Within the material below, tally every line that holds the word "data", then give the tally and nothing more.

- - -

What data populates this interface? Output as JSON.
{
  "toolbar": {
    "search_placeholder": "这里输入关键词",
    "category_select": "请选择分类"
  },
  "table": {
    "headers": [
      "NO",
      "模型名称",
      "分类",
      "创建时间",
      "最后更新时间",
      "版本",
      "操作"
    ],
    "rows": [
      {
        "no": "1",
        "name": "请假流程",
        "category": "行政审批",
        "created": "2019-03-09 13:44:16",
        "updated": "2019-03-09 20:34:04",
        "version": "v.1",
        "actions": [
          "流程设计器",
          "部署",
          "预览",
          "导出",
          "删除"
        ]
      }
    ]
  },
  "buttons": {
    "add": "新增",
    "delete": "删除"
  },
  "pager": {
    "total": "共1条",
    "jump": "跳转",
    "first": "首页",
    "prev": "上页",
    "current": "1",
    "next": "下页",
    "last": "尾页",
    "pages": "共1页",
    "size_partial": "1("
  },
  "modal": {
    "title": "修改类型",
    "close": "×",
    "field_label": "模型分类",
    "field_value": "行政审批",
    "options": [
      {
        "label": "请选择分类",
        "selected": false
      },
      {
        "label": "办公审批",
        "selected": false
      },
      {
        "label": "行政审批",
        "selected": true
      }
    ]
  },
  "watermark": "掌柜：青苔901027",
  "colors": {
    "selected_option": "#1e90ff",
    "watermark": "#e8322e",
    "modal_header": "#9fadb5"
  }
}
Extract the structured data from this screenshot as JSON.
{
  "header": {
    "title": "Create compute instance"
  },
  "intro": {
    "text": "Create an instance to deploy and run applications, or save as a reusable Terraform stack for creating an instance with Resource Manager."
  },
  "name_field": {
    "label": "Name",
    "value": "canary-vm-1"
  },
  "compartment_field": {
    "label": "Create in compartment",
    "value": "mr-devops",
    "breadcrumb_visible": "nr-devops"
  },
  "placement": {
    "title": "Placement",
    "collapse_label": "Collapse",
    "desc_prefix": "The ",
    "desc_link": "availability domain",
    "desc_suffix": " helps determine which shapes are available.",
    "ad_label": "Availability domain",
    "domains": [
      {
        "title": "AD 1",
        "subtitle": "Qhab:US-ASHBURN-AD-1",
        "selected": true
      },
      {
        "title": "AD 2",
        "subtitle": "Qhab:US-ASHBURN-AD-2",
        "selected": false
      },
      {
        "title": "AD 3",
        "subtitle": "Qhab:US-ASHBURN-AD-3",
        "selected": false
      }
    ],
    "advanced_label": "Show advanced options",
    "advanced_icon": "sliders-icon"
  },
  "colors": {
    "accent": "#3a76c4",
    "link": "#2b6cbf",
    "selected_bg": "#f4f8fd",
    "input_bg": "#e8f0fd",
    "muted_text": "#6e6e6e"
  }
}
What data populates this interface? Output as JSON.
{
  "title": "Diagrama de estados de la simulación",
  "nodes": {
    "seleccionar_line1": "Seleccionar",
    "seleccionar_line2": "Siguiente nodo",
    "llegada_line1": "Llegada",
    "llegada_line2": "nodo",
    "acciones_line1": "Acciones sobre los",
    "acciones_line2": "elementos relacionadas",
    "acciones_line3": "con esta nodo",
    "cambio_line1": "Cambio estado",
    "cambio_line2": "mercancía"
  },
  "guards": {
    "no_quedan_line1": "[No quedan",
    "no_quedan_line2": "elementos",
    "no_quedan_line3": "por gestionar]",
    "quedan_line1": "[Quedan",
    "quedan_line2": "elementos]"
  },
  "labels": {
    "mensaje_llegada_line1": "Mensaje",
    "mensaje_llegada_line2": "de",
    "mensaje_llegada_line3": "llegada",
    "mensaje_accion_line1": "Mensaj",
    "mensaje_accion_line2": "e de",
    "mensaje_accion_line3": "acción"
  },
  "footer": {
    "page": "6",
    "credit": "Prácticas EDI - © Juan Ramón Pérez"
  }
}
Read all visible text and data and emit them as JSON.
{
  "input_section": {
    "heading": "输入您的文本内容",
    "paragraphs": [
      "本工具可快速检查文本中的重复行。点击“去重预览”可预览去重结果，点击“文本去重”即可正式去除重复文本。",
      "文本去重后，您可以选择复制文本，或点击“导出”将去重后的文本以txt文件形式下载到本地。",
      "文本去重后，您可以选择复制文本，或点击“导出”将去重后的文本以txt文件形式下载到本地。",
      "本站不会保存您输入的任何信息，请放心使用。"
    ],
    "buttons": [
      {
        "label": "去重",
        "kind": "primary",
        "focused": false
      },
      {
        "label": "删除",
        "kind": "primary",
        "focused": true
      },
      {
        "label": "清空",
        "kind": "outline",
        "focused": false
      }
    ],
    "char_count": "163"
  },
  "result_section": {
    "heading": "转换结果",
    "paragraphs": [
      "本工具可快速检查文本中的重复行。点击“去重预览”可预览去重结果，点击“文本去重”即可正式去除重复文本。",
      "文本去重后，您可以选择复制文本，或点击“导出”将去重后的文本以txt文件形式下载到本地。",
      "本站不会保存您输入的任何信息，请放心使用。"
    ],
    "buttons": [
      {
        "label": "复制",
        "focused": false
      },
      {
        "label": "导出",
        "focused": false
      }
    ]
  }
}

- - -

WRITTEN REPLY:
4